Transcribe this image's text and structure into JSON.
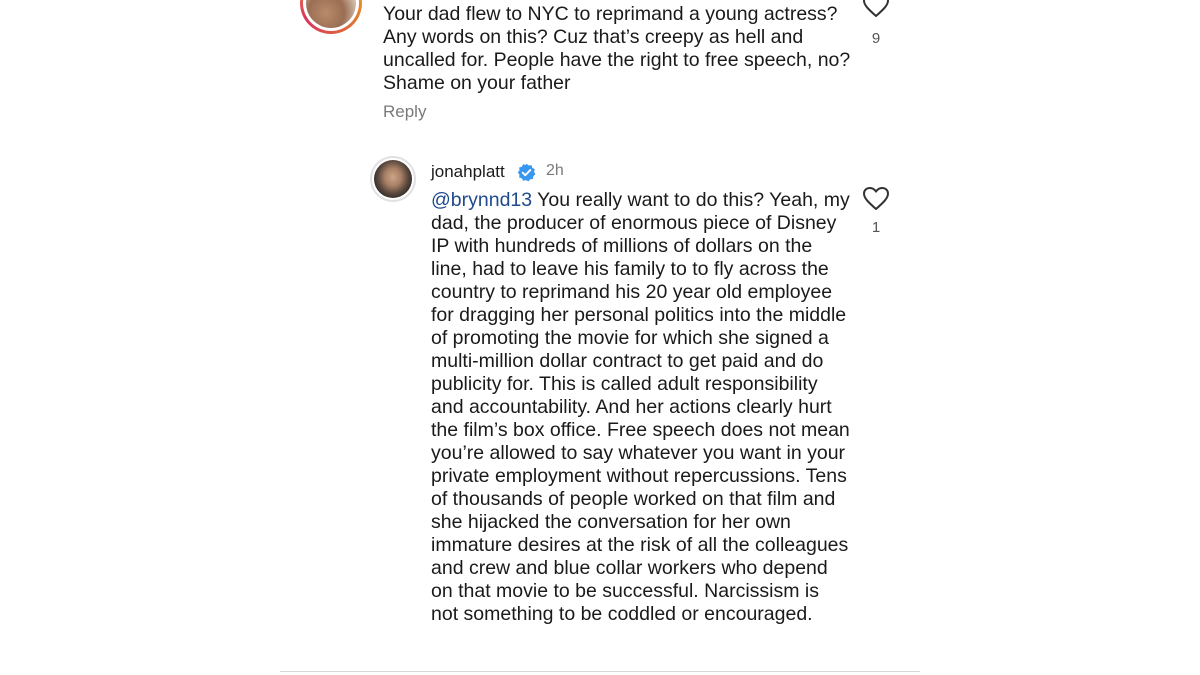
{
  "parent_comment": {
    "text": "Your dad flew to NYC to reprimand a young actress? Any words on this? Cuz that’s creepy as hell and uncalled for. People have the right to free speech, no? Shame on your father",
    "reply_label": "Reply",
    "like_count": "9"
  },
  "reply_comment": {
    "username": "jonahplatt",
    "time": "2h",
    "mention": "@brynnd13",
    "text": " You really want to do this? Yeah, my dad, the producer of enormous piece of Disney IP with hundreds of millions of dollars on the line, had to leave his family to to fly across the country to reprimand his 20 year old employee for dragging her personal politics into the middle of promoting the movie for which she signed a multi-million dollar contract to get paid and do publicity for. This is called adult responsibility and accountability. And her actions clearly hurt the film’s box office. Free speech does not mean you’re allowed to say whatever you want in your private employment without repercussions. Tens of thousands of people worked on that film and she hijacked the conversation for her own immature desires at the risk of all the colleagues and crew and blue collar workers who depend on that movie to be successful. Narcissism is not something to be coddled or encouraged.",
    "like_count": "1"
  },
  "icons": {
    "heart": "heart-icon",
    "verified": "verified-badge-icon"
  },
  "colors": {
    "verified_blue": "#3897f0",
    "mention_blue": "#1f4a8c",
    "muted_gray": "#7a7a7a"
  }
}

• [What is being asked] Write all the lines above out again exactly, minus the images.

• [Response below]
Transcribe this image's text and structure into JSON.
{
  "parent_comment": {
    "text": "Your dad flew to NYC to reprimand a young actress? Any words on this? Cuz that’s creepy as hell and uncalled for. People have the right to free speech, no? Shame on your father",
    "reply_label": "Reply",
    "like_count": "9"
  },
  "reply_comment": {
    "username": "jonahplatt",
    "time": "2h",
    "mention": "@brynnd13",
    "text": " You really want to do this? Yeah, my dad, the producer of enormous piece of Disney IP with hundreds of millions of dollars on the line, had to leave his family to to fly across the country to reprimand his 20 year old employee for dragging her personal politics into the middle of promoting the movie for which she signed a multi-million dollar contract to get paid and do publicity for. This is called adult responsibility and accountability. And her actions clearly hurt the film’s box office. Free speech does not mean you’re allowed to say whatever you want in your private employment without repercussions. Tens of thousands of people worked on that film and she hijacked the conversation for her own immature desires at the risk of all the colleagues and crew and blue collar workers who depend on that movie to be successful. Narcissism is not something to be coddled or encouraged.",
    "like_count": "1"
  },
  "icons": {
    "heart": "heart-icon",
    "verified": "verified-badge-icon"
  },
  "colors": {
    "verified_blue": "#3897f0",
    "mention_blue": "#1f4a8c",
    "muted_gray": "#7a7a7a"
  }
}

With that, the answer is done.